Seth Freedman writes:
Despite all the diplomatic disquiet over Israeli policy towards the Palestinians, actions speak far louder than words when it comes to Israel’s international status. In May, the country seems set to be ushered into the OECD, following years of campaigning from successive Israeli governments. Such a move would be another step in welcoming Israel in from the cold, and demonstrates certain states’ willingness to overlook Israel’s questionable behaviour as an occupier in favour of enhanced fiscal and political ties.

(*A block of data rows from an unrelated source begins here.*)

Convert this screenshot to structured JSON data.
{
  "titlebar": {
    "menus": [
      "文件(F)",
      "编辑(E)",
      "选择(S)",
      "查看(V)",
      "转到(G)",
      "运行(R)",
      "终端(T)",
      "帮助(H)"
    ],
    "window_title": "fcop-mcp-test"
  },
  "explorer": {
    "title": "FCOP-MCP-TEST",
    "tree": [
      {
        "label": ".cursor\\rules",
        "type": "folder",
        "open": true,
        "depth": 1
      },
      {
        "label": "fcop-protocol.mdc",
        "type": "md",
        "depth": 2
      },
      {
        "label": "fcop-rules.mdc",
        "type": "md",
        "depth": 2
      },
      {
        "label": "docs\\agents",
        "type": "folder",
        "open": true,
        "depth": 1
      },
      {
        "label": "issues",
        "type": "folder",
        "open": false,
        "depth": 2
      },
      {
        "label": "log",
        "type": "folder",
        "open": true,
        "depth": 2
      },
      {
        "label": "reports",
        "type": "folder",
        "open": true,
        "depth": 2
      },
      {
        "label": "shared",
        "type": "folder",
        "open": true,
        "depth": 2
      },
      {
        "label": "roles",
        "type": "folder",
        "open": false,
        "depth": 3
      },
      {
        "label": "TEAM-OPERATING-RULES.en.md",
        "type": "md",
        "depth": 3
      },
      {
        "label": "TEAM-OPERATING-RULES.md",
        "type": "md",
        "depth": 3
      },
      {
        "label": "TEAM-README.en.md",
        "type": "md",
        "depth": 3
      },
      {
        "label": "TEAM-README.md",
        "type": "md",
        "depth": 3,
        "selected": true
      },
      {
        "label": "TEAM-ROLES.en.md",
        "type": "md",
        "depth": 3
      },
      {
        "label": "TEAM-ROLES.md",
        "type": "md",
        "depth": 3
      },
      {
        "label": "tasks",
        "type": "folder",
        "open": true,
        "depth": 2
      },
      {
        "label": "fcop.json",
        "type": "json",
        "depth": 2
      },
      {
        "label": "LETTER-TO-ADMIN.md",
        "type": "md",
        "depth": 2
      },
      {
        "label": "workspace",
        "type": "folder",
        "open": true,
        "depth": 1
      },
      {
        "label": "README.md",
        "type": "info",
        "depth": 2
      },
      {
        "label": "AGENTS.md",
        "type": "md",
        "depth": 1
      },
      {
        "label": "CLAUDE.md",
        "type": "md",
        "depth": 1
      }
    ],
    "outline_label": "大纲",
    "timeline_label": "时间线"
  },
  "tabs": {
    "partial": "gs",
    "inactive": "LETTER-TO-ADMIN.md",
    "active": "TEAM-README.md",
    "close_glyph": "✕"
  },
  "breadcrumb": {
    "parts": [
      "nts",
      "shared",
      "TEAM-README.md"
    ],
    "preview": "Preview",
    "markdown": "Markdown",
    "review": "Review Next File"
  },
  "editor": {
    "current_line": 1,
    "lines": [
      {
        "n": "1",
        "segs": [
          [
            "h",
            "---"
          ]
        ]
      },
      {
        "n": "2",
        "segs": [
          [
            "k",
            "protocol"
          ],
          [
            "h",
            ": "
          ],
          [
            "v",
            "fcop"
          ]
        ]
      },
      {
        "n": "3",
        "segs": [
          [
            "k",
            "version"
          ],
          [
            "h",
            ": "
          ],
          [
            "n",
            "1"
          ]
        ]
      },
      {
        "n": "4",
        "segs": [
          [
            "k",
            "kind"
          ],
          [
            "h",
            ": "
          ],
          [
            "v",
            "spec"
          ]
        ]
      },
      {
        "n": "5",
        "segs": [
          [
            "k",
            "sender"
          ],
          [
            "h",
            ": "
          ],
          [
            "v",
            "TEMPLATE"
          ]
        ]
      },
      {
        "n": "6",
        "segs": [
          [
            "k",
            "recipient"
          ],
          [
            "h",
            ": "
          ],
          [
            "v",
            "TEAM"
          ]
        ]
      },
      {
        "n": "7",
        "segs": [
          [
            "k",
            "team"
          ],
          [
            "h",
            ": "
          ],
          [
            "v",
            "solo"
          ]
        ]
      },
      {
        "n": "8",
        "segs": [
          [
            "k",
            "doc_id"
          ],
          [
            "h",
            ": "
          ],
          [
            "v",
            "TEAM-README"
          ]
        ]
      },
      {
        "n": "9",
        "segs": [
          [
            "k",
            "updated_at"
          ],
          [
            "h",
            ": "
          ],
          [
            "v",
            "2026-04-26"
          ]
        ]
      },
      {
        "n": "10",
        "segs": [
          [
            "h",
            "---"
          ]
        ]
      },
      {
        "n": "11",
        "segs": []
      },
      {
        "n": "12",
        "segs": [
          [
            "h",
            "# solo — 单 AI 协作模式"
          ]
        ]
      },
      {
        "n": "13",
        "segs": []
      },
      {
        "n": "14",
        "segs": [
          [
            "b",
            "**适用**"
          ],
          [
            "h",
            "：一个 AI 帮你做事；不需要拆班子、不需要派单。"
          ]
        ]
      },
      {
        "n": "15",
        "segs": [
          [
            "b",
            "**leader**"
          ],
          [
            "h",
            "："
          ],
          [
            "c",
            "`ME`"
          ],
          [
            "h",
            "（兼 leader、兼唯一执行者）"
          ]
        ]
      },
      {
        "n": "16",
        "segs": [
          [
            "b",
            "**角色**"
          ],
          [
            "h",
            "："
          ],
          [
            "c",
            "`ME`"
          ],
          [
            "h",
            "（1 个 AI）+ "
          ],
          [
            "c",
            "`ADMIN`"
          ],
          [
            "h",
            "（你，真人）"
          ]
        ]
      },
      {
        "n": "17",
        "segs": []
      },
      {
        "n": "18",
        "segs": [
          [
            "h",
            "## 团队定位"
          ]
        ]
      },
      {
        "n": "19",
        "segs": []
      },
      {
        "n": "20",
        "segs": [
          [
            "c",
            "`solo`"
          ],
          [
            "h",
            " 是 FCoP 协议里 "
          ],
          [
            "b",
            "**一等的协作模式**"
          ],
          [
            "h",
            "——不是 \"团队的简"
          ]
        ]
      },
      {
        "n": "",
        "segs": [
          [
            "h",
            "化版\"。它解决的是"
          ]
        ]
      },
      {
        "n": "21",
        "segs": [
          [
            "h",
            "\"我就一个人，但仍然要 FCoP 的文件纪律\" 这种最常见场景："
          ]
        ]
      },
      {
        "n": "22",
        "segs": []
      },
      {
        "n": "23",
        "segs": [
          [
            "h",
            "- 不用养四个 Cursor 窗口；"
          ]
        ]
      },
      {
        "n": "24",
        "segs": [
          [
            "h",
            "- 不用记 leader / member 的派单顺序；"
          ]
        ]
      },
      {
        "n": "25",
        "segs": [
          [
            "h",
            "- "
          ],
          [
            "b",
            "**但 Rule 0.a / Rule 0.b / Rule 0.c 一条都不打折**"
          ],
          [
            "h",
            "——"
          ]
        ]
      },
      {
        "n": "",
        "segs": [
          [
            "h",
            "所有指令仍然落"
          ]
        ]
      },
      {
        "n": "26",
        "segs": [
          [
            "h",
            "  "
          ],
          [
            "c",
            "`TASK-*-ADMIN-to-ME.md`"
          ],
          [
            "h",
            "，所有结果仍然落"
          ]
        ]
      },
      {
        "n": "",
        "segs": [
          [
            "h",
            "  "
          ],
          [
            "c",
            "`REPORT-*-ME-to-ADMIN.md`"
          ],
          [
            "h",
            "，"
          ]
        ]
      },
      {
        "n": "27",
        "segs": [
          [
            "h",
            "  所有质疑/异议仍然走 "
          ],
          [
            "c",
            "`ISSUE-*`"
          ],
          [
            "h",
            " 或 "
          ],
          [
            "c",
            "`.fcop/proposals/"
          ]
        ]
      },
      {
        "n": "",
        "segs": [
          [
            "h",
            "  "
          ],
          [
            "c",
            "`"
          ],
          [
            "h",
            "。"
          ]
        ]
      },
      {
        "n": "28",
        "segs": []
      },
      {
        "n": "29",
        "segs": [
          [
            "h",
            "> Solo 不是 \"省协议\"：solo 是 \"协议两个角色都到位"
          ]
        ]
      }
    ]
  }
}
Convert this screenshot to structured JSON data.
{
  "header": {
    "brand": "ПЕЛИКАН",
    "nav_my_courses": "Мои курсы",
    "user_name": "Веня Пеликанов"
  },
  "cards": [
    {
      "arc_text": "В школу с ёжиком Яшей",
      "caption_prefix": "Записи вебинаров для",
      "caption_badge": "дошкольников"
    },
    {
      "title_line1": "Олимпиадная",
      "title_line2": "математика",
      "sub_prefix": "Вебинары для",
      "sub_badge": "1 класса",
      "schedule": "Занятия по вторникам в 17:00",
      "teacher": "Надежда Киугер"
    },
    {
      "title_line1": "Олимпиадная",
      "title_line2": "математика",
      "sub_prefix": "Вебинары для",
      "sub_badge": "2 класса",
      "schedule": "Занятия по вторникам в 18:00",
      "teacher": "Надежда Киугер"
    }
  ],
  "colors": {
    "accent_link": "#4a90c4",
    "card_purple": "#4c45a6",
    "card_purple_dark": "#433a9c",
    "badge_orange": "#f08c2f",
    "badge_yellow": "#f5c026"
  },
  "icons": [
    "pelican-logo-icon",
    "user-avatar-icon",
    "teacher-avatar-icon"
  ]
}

In January the OECD’s incumbent secretary general implied that Israel’s admission is all but guaranteed, and there seems little objection to the decision from the organisation’s 30 member states. For Israel’s part, accession to the OECD is of great advantage, both in terms of global prestige and practical economic benefits. Israel’s credit rating will be upgraded as a result, and Israeli firms will find it much easier to raise capital on the back of the vote of confidence issued by the OECD’s leadership.
The only fly in the ointment is a dispute over information submitted by Israel to the OECD as part of its application for membership. Data provided by Israeli officials included figures related to Israel’s settler population, which contravenes OECD policy not to take account of a state’s economic activity beyond its recognised borders. A leaked report reveals discord among OECD statisticians, who maintain that the data should either include everyone residing in the West Bank – Palestinians as well as settlers – or no one at all.
The row has the potential to derail Israel’s acceptance to the OECD because revamped numbers could leave Israel short of the organisation’s stringent entry criteria. However, according to the report, the proposed solution allows Israel to first gain membership to the OECD, and then be granted a year’s extension to submit new figures – by which point Israel’s status as a fully-fledged member will grant it the power to veto demands for updated statistics.